To the clinician acidosis is the increased production and/or decreased elimination of acid by the body. To the biochemist or the physiologist acidosis is a process that increases the concentration of hydrogen ion (H+) in a solution (such as blood). At first glance, this distinction seems minor, but its implications are enormous. The most important implication is that acidosis is not merely the addition (or the decreased elimination) of H+. One simple example of this is respiratory acidosis. The body “eliminates” most of its H+ by eliminating CO2. Yet CO2 does not contain H+. Where does the H+ go? The answer is that it becomes water (H+ + HCO 3 - → H2CO3 → CO2 + H2O). This answer seems satisfactory until one asks how an increase in CO2 produces an increase in H+ concentration. The answer is that CO2 is in equilibrium with HCO 3 - and thus an increase in CO2 produces an increase in H+ and HCO3” (i.e., the reaction is reversible). Here we see that the change in CO2 produces a change in H+ concentration. The H+ itself comes from the dissociation of water. This chapter will focus on the other determinates of H+ concentration in biologic solutions and the clinical effects of changes in these determinants.
KeywordsAcute Lung Injury Metabolic Acidosis Circ Shock Fixed Acid Unmeasured Anion

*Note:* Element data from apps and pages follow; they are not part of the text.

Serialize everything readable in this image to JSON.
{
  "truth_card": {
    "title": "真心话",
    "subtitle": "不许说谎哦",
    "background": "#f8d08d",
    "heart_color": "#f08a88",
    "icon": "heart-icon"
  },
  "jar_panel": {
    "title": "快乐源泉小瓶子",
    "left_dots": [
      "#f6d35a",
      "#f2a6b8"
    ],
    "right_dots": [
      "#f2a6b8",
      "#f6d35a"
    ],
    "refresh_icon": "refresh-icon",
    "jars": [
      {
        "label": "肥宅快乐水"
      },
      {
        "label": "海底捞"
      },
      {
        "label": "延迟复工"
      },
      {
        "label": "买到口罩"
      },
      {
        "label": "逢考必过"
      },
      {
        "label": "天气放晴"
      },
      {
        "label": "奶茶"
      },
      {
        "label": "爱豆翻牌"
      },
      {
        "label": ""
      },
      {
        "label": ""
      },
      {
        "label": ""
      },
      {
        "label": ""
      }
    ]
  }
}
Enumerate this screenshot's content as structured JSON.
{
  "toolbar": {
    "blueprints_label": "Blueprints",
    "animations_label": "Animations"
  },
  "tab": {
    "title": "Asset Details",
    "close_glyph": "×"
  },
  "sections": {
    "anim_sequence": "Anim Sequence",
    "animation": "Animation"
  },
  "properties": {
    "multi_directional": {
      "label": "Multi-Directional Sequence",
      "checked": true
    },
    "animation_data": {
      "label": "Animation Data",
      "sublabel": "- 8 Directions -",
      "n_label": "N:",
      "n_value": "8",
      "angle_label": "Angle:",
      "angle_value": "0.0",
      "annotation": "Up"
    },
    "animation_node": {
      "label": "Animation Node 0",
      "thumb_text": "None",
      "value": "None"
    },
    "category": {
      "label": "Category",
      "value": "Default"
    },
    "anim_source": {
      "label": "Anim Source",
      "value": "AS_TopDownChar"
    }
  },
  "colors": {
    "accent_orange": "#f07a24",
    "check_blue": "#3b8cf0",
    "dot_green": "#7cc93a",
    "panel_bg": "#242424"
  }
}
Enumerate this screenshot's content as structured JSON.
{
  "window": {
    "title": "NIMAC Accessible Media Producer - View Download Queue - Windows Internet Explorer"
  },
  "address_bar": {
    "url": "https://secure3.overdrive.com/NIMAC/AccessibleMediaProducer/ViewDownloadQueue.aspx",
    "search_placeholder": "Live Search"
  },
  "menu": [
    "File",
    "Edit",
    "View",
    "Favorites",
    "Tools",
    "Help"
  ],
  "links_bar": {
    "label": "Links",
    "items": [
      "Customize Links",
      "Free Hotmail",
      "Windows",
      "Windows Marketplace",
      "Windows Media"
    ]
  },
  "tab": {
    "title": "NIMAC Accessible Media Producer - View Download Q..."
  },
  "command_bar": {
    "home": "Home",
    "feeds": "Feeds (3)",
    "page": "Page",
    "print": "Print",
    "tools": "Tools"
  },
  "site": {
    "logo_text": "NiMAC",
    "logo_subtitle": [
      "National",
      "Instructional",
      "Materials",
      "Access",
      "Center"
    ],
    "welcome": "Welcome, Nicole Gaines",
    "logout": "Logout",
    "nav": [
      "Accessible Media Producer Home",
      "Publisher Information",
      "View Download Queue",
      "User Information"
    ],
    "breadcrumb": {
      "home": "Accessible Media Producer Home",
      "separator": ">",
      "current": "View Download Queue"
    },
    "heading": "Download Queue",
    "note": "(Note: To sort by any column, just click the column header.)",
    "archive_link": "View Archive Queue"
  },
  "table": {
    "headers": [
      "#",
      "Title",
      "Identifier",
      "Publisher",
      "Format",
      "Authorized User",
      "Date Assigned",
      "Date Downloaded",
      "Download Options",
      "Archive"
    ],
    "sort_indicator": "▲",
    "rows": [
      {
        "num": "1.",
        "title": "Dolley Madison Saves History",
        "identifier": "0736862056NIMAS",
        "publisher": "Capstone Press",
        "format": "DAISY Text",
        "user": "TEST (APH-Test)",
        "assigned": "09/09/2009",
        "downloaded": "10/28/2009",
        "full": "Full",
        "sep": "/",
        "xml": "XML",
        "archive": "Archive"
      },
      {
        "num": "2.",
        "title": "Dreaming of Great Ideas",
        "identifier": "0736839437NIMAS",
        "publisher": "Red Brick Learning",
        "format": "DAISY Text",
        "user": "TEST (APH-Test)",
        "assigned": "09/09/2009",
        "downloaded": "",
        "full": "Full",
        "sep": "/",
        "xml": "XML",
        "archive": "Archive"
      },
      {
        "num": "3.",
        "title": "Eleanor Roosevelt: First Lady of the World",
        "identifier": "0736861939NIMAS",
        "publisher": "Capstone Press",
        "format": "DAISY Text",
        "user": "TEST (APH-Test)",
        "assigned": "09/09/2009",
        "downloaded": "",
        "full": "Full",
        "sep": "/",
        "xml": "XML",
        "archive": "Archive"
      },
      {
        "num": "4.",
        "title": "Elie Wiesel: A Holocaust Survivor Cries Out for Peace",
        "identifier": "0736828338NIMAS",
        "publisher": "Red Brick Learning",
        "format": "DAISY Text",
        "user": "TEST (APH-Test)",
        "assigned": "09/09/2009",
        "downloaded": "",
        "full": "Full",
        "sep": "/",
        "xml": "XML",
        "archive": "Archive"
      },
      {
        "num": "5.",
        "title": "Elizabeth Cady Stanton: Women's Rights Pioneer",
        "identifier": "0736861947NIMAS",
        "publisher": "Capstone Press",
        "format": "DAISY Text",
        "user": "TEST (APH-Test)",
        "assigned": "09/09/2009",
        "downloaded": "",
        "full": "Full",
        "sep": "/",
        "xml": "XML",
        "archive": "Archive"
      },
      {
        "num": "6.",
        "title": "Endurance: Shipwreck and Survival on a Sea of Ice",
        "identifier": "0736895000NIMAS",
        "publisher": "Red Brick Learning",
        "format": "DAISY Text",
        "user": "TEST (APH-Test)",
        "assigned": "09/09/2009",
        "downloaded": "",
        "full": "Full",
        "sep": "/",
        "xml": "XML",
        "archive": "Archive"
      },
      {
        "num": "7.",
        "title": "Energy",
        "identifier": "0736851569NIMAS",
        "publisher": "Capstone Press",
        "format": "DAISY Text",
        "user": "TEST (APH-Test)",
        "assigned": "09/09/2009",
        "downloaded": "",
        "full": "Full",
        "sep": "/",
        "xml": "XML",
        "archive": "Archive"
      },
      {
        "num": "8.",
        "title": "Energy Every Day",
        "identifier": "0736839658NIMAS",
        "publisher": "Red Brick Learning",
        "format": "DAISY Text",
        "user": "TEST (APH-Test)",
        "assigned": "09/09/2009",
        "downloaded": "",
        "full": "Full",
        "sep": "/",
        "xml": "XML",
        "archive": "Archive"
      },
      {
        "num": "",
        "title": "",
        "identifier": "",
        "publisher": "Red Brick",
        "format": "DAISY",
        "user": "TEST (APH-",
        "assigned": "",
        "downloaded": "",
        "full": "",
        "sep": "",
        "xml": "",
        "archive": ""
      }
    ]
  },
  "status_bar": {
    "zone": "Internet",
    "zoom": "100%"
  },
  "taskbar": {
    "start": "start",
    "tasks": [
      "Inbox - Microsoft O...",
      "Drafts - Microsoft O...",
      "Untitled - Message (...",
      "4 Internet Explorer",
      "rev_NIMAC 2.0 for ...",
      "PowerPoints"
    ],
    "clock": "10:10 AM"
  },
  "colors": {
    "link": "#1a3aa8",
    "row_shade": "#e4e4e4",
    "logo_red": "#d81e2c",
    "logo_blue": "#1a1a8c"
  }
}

Unable to display preview. Download preview PDF.
- 1.Stewart P (1981) How to understand acid-base: a quantitative acid-base primer for biology and medicine. Elsevier, New YorkGoogle Scholar
- 2.Narins RG, Jones ER, Townsend R, Goodkin DA, Shay RJ (1985) Metabolic acid-base disorders: pathophysiology, classification and treatment. In: Arieff AI, DeFronzo RA (eds) Fluid, electrolyte, and acid-base disorders. Churchill Livingstone, New York, pp 269–384Google Scholar
- 12.Bellomo R, Ondulick B, Kellum J, Pinsky MR (1994) Visceral lactate fluxes during early endotoxemia in the dog. Am J Respir Crit Care Med 149:A413Google Scholar
- 15.Gutierrez G, Clark C, Nelson C, Tiu A, Brown S (1993) The lung as a source of lactate in sepsis and ARDS. Chest 104:S12Google Scholar
- 17.Lee KH, Rico P, Ondulick BW, Pinsky MR (1995) Hydrochloric acid-induced lung injury is not associated with a positive lung lactate flux. Am J Respir Crit Care Med 151:A761Google Scholar
- 29.Kellum JA, Bellomo R, Kramer DJ, Pinsky MR (1995) Etiology of metabolic acidosis during sahne resuscitation in edotoxemia. Am J Respir Crit Care Med 151:A318Google Scholar
- 30.Guggenheim EA (1957) Thermodynamics, an advanced treatment for chemists and physicists. North-Holland, Amsterdam, pp 378–382Google Scholar
- 32.Fiddian-Green R (1989) Splanchnic ischemia and multiple organ failure. Mosby, London, pp 349–363Google Scholar
- 34.Montgomery A, Almquist P, Arvidsson D et al (1990) Early detection of gastrointestinal mucosal ischemia in porcine E. coli sepsis. Acta Chir Scand 156:613–620Google Scholar